* [Problem details] Filter the material below down to the lines with the word "Version" and give those lines.

- Opening Delimiter -

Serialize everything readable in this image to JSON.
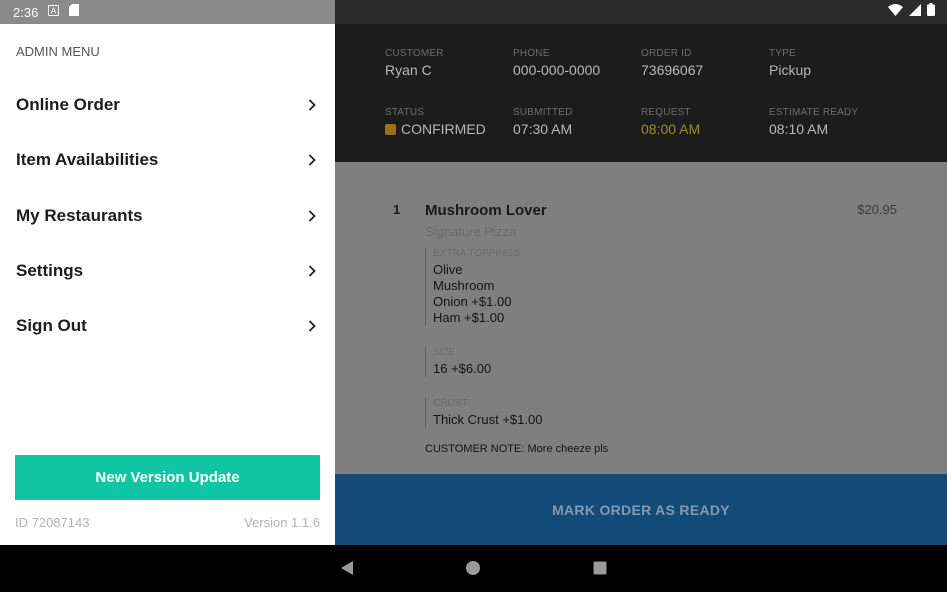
{
  "status_bar": {
    "time": "2:36",
    "icons_left": [
      "a-notification-icon",
      "sd-card-icon"
    ],
    "icons_right": [
      "wifi-icon",
      "signal-icon",
      "battery-icon"
    ]
  },
  "drawer": {
    "title": "ADMIN MENU",
    "items": [
      {
        "label": "Online Order"
      },
      {
        "label": "Item Availabilities"
      },
      {
        "label": "My Restaurants"
      },
      {
        "label": "Settings"
      },
      {
        "label": "Sign Out"
      }
    ],
    "update_button": "New Version Update",
    "device_id": "ID 72087143",
    "version": "Version 1.1.6"
  },
  "order": {
    "customer_label": "CUSTOMER",
    "customer": "Ryan C",
    "phone_label": "PHONE",
    "phone": "000-000-0000",
    "order_id_label": "ORDER ID",
    "order_id": "73696067",
    "type_label": "TYPE",
    "type": "Pickup",
    "status_label": "STATUS",
    "status": "CONFIRMED",
    "submitted_label": "SUBMITTED",
    "submitted": "07:30 AM",
    "request_label": "REQUEST",
    "request": "08:00 AM",
    "estimate_label": "ESTIMATE READY",
    "estimate": "08:10 AM",
    "item": {
      "qty": "1",
      "name": "Mushroom Lover",
      "category": "Signature Pizza",
      "price": "$20.95",
      "modifiers": [
        {
          "label": "EXTRA TOPPINGS",
          "values": [
            "Olive",
            "Mushroom",
            "Onion +$1.00",
            "Ham +$1.00"
          ]
        },
        {
          "label": "SIZE",
          "values": [
            "16 +$6.00"
          ]
        },
        {
          "label": "CRUST",
          "values": [
            "Thick Crust +$1.00"
          ]
        }
      ],
      "note": "CUSTOMER NOTE: More cheeze pls"
    },
    "ready_button": "MARK ORDER AS READY"
  },
  "colors": {
    "accent_green": "#10c5a4",
    "status_confirmed": "#e39f24",
    "request_highlight": "#e2d13a",
    "ready_blue": "#1677cc"
  }
}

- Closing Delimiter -

* [Result of the exercise]
    "update_button": "New Version Update",
    "version": "Version 1.1.6"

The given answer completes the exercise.